     When we were back in the car on the way home I told him how much I had learned and how I admired his courageous leadership.  What an awesome experience!
     As I sit here now I reflect on all that we've learned from this country so far and I feel deeply compelled.  God called us here but our understanding of the need was pretty much a guess.  It's Africa and we've always been told they need help.  As we've lived here those guesses have become experienced truths.  It's real.  God can do this work with anyone.  We are so thankful he's chosen us to be His helpers.

Wednesday, May 27, 2015

Sophie, Ezra and Ruby's Birthday Project

Over the last 7 weeks we have celebrated Ezra (7), Ruby (3) and Sophie's (8) birthdays. It's been a a lot of fun! Our family in the States were so generous by sending them gifts, cards and messages of encouragement.

Ezra requested chocolate cupcakes for his class party.
Ruby has asked nearly every day since her birthday if she could have her birthday again.  :)

Sophie had a friend over from school to watch the movie Frozen. 
 For Maddix's 9th birthday some dear friends in Indiana sent her birthday money.  They recently did the same for Sophie, Ezra and Ruby. The children were encouraged to use it for their ministry here so they can develop their own ministry of giving.  Our children have felt so loved and accepted by their fellow peers at church and decided to use their money to bless them. The new school term just started so Sophie, Ezra and Ruby bought notebooks and pens for the children. 
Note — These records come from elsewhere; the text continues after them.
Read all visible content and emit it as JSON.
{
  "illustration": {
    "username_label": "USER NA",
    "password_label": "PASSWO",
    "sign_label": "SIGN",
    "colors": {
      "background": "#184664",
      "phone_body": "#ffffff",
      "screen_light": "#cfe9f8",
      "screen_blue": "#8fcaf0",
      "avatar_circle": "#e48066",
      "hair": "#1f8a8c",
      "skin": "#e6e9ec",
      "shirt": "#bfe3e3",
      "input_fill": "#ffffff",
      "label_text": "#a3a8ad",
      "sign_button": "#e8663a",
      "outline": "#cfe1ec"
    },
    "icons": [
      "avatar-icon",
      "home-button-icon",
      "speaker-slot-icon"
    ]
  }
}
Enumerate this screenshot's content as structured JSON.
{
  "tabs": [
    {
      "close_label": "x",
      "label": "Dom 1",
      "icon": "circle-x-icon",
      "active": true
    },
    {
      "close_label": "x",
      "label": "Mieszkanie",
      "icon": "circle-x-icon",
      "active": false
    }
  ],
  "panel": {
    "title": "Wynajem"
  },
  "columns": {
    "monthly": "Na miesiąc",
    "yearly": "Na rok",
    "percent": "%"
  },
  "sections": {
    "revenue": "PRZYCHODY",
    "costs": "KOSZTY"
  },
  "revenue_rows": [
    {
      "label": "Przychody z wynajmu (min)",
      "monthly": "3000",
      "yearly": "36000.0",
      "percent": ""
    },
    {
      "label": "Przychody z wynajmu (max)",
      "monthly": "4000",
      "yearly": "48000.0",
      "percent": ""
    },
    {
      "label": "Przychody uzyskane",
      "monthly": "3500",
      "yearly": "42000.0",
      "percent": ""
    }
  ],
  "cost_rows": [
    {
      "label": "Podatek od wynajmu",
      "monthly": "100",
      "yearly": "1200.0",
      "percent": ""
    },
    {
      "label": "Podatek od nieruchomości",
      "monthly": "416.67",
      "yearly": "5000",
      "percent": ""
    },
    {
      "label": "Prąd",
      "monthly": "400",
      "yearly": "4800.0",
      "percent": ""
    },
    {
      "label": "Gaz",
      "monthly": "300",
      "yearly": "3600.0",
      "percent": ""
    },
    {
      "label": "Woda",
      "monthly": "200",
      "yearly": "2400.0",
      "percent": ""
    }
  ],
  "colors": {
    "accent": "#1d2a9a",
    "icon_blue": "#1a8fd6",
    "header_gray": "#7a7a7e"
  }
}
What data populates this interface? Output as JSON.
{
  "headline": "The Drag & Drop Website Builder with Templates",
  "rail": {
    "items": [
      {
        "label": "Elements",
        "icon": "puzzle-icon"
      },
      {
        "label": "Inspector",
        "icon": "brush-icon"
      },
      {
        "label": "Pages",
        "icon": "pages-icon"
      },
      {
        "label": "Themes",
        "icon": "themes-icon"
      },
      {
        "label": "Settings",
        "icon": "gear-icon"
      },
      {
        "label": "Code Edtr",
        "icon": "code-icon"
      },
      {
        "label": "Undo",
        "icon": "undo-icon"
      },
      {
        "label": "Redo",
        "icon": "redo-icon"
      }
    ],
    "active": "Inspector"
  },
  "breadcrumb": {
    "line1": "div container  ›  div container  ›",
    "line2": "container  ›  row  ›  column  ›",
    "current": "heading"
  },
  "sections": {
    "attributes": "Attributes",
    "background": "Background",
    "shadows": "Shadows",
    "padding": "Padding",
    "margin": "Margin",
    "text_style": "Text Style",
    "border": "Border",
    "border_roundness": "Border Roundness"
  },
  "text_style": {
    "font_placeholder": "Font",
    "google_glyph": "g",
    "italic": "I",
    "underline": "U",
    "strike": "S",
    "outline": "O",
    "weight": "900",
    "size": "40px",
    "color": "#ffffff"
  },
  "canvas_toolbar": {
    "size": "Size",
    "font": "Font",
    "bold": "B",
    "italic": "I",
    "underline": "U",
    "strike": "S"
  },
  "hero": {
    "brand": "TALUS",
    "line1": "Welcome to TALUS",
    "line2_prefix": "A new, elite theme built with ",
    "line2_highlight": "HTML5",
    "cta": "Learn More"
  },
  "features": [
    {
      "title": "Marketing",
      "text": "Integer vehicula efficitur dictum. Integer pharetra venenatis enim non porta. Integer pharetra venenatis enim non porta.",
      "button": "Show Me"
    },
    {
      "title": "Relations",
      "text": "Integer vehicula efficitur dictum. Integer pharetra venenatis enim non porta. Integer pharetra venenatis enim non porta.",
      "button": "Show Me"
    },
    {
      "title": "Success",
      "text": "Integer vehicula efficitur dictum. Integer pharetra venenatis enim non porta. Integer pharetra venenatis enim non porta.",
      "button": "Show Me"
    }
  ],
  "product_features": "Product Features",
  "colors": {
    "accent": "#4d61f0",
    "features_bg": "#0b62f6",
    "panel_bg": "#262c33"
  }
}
Sophie writing "God loves you" on the notebook. Each child got 2 notebooks and 1 pen.
Ezra cut the string that held the 2 notebooks together.
Ruby helped put the pens on the notebooks.
Sophie, Ezra and Ruby donated the supplies to the church and one Sunday morning they were handed out by the older women or 'mothers' during the service. Sunday (pictured) asked me to take her photo with her new school supplies. So fun! :)
I (Jade) was invited to come and speak with the 'mature youth' of the church to discuss topics that that young women face. Sophie, Ezra and Ruby used their remaining birthday money to buy them personal hygiene supplies for boarding school/college. 
Here I am with the young ladies as well as our Assistant Bishop's wife Carolyn. We had a wonderful time studying the Word together for hours and discussed everything from 'how to co-exist with people who dislike you' to 'overcoming temptation' to 'how a Christian girl should dress'. These were the topics they wanted to discuss. I am so impressed by their desire to live holy lives! 

 Do you have children, grandchildren, nieces or nephews that you would like to encourage to develop their own ministry of giving? Give it a try!